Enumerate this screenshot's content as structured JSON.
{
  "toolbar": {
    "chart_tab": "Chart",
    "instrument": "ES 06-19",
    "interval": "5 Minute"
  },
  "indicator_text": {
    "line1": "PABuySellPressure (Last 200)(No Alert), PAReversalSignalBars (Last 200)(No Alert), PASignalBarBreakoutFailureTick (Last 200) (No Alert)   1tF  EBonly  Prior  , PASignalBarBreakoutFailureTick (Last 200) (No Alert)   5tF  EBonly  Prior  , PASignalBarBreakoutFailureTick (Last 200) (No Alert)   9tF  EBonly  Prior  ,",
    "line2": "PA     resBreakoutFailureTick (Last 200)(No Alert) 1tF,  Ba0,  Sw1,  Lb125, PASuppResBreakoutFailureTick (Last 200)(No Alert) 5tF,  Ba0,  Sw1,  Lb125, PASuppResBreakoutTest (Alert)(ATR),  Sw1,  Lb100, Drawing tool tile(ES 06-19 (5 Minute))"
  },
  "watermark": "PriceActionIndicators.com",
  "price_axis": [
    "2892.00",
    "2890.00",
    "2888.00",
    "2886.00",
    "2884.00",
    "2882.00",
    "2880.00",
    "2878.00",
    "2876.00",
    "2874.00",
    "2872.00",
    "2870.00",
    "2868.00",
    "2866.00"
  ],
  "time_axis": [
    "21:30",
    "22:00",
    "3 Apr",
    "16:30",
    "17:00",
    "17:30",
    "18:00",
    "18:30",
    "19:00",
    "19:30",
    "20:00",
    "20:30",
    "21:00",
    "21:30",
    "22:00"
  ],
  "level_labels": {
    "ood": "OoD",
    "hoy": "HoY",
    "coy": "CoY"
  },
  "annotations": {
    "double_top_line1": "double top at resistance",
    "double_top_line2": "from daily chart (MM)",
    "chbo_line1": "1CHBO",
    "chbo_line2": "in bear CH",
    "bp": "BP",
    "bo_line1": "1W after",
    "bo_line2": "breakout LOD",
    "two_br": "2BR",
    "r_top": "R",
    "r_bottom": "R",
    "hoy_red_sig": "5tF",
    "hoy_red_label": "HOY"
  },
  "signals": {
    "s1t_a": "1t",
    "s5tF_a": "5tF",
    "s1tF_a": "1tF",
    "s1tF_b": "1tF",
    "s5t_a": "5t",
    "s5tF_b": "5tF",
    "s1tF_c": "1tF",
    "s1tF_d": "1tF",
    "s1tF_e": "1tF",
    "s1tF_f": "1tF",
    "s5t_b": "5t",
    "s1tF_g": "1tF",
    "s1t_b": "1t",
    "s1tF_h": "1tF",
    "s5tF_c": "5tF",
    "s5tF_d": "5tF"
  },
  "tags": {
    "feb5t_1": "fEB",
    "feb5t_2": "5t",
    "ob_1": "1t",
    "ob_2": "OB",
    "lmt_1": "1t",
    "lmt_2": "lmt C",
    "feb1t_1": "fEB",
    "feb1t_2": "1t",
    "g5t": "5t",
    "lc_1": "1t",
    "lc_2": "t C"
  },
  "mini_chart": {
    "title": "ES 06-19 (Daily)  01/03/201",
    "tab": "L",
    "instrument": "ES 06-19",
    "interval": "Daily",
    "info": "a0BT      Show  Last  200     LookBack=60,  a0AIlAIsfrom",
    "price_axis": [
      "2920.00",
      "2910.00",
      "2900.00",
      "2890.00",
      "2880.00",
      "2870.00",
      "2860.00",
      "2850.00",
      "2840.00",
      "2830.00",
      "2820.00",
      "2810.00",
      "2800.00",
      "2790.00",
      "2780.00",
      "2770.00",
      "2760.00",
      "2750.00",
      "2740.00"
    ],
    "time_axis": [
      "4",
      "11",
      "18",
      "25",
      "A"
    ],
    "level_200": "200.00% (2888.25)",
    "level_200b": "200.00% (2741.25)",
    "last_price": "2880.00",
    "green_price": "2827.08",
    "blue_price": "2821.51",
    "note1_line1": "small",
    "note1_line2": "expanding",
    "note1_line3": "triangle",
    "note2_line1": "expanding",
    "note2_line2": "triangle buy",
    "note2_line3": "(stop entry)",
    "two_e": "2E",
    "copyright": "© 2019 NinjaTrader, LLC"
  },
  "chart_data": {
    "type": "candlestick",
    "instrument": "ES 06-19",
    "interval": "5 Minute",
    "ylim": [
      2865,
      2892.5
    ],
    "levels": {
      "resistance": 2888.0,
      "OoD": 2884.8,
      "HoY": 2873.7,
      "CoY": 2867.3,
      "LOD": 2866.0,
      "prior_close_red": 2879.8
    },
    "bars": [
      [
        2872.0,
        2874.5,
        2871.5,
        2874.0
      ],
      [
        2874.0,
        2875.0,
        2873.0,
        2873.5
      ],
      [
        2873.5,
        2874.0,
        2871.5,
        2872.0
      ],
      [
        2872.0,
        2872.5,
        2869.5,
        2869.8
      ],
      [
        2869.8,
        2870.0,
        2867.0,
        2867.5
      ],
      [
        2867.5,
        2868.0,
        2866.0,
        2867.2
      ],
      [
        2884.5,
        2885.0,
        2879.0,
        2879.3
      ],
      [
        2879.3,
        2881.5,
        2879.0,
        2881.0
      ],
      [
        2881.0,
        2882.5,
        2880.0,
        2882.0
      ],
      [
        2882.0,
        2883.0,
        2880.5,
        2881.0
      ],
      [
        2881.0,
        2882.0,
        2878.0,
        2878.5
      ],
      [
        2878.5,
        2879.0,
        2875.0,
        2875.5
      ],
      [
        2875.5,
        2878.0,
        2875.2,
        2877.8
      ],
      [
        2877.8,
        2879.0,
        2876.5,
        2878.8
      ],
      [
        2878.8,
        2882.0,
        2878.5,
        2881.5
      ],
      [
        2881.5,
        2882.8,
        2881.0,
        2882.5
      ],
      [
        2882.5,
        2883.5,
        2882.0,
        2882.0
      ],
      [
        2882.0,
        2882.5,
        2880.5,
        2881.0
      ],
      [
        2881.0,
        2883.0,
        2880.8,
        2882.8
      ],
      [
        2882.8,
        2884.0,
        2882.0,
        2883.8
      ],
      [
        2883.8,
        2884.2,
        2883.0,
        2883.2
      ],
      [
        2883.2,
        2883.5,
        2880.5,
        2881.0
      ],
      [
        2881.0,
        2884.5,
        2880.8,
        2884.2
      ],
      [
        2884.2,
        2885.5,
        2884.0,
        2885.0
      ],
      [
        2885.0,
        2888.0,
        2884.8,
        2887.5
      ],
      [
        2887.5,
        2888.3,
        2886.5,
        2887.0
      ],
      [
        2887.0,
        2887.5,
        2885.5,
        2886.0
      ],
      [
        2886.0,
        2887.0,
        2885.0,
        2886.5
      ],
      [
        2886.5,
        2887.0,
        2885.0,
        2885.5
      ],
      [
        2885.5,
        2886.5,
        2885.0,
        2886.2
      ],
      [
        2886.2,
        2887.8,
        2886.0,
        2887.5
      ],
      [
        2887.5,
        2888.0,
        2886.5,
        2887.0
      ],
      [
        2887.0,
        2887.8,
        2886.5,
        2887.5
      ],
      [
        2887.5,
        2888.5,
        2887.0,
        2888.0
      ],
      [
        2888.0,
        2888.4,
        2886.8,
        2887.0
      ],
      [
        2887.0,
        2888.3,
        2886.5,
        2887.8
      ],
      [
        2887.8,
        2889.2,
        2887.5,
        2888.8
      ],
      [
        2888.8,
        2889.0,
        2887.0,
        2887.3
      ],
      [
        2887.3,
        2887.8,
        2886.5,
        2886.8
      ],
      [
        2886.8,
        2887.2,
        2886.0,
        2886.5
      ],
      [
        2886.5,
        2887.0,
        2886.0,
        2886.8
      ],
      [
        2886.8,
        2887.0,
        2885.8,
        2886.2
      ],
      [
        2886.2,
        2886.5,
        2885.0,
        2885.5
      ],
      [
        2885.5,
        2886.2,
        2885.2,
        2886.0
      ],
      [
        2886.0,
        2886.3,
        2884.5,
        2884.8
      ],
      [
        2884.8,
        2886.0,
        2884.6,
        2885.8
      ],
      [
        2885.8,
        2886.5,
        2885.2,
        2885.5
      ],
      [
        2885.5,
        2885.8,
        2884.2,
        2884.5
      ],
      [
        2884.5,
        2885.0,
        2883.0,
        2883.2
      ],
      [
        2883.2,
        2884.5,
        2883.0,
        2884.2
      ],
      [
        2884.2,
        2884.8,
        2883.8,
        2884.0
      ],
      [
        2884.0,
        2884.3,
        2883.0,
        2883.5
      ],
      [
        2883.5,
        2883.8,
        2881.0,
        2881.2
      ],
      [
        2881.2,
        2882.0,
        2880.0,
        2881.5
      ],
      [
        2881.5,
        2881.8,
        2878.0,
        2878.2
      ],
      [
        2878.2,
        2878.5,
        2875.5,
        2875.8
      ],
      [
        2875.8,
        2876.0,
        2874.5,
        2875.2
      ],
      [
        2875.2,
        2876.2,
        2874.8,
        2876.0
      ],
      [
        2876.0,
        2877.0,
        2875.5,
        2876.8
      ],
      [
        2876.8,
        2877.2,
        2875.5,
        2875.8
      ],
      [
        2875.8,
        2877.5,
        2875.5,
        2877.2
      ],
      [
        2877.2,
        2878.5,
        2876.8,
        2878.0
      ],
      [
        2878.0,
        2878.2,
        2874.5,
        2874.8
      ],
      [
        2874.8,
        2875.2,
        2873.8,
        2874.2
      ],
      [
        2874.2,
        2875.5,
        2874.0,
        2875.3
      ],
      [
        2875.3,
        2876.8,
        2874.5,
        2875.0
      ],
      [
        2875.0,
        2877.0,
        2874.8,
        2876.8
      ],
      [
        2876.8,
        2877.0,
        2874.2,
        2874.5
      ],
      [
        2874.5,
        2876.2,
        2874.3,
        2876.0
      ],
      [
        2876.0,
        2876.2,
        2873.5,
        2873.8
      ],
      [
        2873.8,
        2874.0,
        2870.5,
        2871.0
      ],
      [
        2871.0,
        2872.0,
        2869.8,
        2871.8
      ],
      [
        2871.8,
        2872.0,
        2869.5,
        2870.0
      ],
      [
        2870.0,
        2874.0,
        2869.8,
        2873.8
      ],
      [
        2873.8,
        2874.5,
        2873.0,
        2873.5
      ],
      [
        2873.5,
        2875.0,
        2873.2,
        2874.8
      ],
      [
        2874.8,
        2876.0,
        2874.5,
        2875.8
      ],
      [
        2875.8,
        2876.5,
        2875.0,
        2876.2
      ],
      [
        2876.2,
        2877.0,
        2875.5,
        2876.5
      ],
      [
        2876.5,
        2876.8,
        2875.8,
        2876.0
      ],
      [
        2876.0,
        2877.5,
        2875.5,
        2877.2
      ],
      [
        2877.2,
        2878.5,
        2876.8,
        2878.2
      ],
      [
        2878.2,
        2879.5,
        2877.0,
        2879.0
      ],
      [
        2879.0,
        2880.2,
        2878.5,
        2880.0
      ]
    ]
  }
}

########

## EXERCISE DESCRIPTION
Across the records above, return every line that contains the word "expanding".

## RESULT FOR THIS TASK
    "note1_line2": "expanding",
    "note2_line1": "expanding",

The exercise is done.